The decision to pursue permanent residency in the United States is an individual decision. However, because there are legally mandated deadlines for applying, the university will encourage faculty members to evaluate their options soon after they begin employment with the university.
3. Procedures for requesting assistance with permanent residency
Again, the decision to apply for permanent residency is entirely an individual decision by each foreign employee. The initiation of the permanent residency process is the responsibility of the foreign employee. However, due to a constantly changing immigration system, strict procedural and eligibility requirements, and the legal complexities associated with immigration, the university recognizes a mutual value in assisting foreign employees through this process. Therefore, the university will provide assistance to foreign employees in certain situations.
a. Once the university receives an approved H-1B Petition, a foreign employee hired through a national search may request in writing to the Office of General Counsel that the university provide legal assistance in helping him or her obtain permanent residency. Due to strict time restrictions regarding the initial search for the position, the foreign employee must submit his or her request for legal assistance within thirty (30) calendar days of being notified of his or her H-1B approval. For faculty members, because the labor certification must be filed within eighteen (18) months of the selection date, it is critical that the process be initiated soon after the commencement of employment with the university.
b. If approved, the university will provide legal assistance as well as any necessary internal support for the foreign employee's permanent residency petition. The Office of the General Councel shall provide an approval letter which lists the scope and limitations of the assistance to be provided.
c. A disapproved request for legal assistance may be appealed to the president of the university within ten (10) working days. There is no appeal beyond this level.
d. Legal assistance will normally take the form of hiring an outside attorney, approved by the general counsel, to process the permanent residency paperwork on behalf of the foreign employee. However, the general counsel may opt to use in-house or alternative resources at his or her discretion. General counsel will communicate directly with outside legal counsel and no decisions regarding the employee's permanent residence application shall be made without the approval of UCM's general counsel.
e. As a condition of the university bearing costs for I-140 Immigration Petitions for Worker and/or I-485 Application to Adjust Status to Permanent Residence the foreign employee shall sign a service agreement indicating he or she will be responsible for reimbursing the university for the aforementioned costs if he or she leaves the university prior to a time specified in the service agreement.
f. Any and all legal fees, filing fees or related expenses for family member(s) will not be paid for by the university; in addition legal costs incurred for personal reasons not required for obtaining permanent residence (i.e. advance parole travel documentation) will not be paid for by the university. The foreign employee shall be responsible for additional costs (such as the required medical exam, photos and credential evaluations, if required).
4. Other avenues of permanent residency
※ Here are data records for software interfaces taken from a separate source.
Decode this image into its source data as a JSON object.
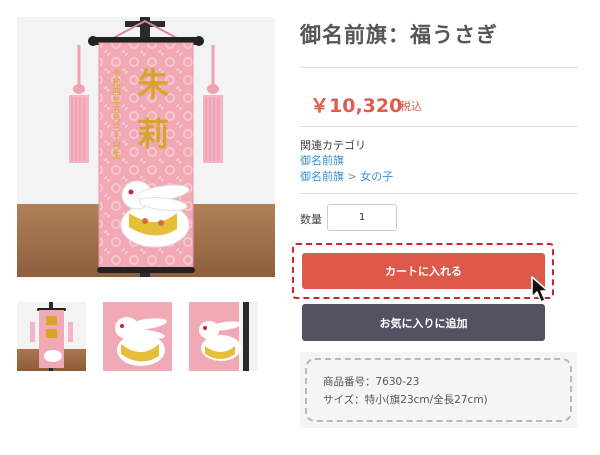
{
  "product": {
    "title": "御名前旗：福うさぎ",
    "price": "￥10,320",
    "tax_label": "税込",
    "category_heading": "関連カテゴリ",
    "category_link": "御名前旗",
    "category_path": {
      "parent": "御名前旗",
      "separator": " > ",
      "child": "女の子"
    },
    "quantity_label": "数量",
    "quantity_value": "1",
    "add_to_cart_label": "カートに入れる",
    "add_to_favorites_label": "お気に入りに追加",
    "details": {
      "product_code": "商品番号：7630-23",
      "size": "サイズ：特小(旗23cm/全長27cm)"
    }
  },
  "banner": {
    "name_embroidery": [
      "朱",
      "莉"
    ],
    "side_embroidery": "令和四年五月三十日生"
  },
  "colors": {
    "price": "#dd5e4f",
    "cart_button": "#dd5a4a",
    "favorite_button": "#525263",
    "link": "#3a8fd1",
    "banner_pink": "#f2a9b6",
    "gold_embroidery": "#d6a62c"
  },
  "icons": [
    "tassel-icon",
    "rabbit-icon",
    "mouse-cursor-icon"
  ]
}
In addition to the labor certification, foreign employees may be eligible to seek permanent residency through marriage to a US citizen or through other qualifying family relationships. Foreign nationals may also seek permanent residency on the basis of employment in the US through venues other than labor certification (including outstanding professors or researchers, extraordinary ability, or national interest petitions). The university encourages individuals who think they may qualify for permanent residency on some basis other than labor certification to discuss their options with an immigration attorney. Whether the university will provide support for a particular foreign employee will be decided on a case-by-case basis.